What can be found in the Czech archives on the history of our Order?
For me, that was the biggest surprise of all my research. From our archives, but also from the collections of the Latin Patriarchate and the Custody, I have been able to identify more than 200 Knights of the Holy Sepulchre of Czech origin, starting with the oldest in the 15th century. We have also been able to write the history of the Czechoslovak Lieutenancy, founded in 1929, but which disappeared during the Nazi occupation during the war and especially during 40 years of the totalitarian communist regime. Only after that, the life of the Order in the Czech Republic slowly resumed, heir to such a full past.
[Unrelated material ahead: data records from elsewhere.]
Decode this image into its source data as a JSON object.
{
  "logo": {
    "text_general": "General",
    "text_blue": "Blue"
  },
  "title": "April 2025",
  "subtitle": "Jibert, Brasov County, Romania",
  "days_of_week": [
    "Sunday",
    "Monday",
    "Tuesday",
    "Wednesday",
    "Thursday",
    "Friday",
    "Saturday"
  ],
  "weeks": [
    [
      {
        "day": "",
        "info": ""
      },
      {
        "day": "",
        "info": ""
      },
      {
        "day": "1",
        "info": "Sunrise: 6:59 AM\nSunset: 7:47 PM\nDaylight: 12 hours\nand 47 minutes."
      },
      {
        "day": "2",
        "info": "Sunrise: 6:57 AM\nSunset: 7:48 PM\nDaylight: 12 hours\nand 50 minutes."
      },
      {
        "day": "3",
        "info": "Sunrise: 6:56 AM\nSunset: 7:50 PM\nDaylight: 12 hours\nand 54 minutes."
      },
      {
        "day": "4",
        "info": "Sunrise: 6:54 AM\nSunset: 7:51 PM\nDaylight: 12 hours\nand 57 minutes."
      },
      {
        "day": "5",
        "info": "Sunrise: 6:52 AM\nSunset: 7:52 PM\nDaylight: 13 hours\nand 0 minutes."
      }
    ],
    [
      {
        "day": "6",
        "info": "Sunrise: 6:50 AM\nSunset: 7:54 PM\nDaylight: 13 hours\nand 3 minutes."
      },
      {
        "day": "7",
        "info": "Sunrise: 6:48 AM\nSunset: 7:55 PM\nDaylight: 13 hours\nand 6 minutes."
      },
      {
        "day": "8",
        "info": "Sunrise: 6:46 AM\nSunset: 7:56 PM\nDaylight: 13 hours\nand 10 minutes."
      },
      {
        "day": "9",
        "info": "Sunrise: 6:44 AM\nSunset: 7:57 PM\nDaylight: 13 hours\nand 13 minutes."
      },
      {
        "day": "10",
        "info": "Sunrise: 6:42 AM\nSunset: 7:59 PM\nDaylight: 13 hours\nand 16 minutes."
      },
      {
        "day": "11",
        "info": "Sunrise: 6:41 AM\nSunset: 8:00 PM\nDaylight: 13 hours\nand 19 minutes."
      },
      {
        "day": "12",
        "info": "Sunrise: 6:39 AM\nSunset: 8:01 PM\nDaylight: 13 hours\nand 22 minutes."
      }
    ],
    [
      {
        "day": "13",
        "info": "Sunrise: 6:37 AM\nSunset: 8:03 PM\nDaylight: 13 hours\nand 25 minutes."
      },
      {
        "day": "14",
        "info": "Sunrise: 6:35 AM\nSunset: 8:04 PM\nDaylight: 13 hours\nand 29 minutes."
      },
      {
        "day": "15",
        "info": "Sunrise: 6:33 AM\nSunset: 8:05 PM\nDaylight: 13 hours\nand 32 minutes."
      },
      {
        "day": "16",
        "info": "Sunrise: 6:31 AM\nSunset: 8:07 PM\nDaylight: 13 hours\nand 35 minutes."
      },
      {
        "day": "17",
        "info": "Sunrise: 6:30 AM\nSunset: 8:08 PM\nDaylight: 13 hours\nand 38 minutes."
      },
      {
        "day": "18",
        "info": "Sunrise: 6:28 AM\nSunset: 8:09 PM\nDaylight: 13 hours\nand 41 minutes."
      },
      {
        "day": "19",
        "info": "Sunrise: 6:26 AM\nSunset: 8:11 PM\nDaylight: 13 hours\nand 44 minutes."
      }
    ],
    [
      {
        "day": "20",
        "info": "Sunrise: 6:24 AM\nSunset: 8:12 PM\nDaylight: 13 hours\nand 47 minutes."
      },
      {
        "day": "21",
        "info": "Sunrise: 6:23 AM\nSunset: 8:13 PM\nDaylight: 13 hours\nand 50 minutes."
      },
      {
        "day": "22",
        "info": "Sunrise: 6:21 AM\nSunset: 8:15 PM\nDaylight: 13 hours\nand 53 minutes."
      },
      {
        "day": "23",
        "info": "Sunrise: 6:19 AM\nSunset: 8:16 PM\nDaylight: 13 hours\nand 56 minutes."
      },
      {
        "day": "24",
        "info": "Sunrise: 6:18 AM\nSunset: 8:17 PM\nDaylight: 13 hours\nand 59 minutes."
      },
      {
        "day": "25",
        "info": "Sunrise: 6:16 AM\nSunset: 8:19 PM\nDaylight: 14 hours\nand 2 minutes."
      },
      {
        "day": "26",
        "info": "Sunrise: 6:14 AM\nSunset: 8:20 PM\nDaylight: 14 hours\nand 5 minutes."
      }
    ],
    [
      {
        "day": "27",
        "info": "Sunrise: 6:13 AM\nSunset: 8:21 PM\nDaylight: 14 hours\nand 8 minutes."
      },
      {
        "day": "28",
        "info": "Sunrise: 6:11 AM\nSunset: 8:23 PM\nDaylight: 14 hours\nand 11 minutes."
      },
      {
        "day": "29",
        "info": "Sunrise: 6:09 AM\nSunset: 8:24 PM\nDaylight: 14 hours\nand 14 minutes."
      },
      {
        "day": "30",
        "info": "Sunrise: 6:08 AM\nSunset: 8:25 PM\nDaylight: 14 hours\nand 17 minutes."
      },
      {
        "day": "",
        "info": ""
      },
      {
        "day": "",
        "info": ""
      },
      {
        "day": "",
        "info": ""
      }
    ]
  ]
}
Do you have other plans for historical research on the Order?
With my book, the work has just started for me. I think it would be especially useful to revive the International Historical Commission, which existed at the end of the 20th century and which prepared the famous Lateran Symposium in 1996. While writing the book, I realised, and meetings with Prof. Borromeo confirmed this for me, that not enough is known about the history of the Order in the 20th century, about the formation of the first Lieutenancies, their life and successive development. And yet, as we know, the life of the Order happens in the Lieutenancies. It would be a collective work, to write history from that point of view, because it is beyond the realms of possibility for an individual. And this very work carried out together could give a new image of our history because the Order is not an individual, but a fraternity, as our Grand Master teaches us so well in strong continuity with Pope Francis. My dream is to be able to participate in this work, as part of this professional community at the service of the Order.


Interview by François Vayne


(July 2021)